TASK BRIEF:
Go through the material below and count the lines with the string "PDBSB"; the number is the whole answer.
· · · · · · ·
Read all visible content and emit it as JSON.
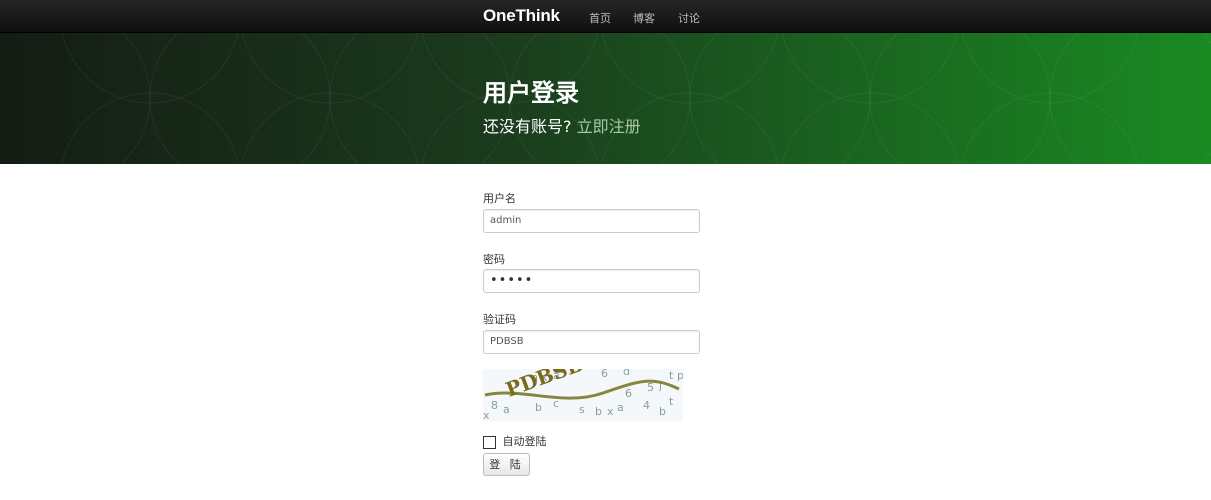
{
  "navbar": {
    "brand": "OneThink",
    "items": [
      "首页",
      "博客",
      "讨论"
    ]
  },
  "hero": {
    "title": "用户登录",
    "subtitle": "还没有账号?",
    "register_link": "立即注册"
  },
  "form": {
    "username_label": "用户名",
    "username_value": "admin",
    "password_label": "密码",
    "password_value": "•••••",
    "captcha_label": "验证码",
    "captcha_value": "PDBSB",
    "captcha_text": "PDBSB",
    "remember_label": "自动登陆",
    "submit_label": "登 陆"
  },
  "colors": {
    "navbar": "#1a1a1a",
    "hero_dark": "#141c14",
    "hero_green": "#1a8a22",
    "link_muted": "#a8c8a8"
  }
}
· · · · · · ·
FINISHED TASK:
2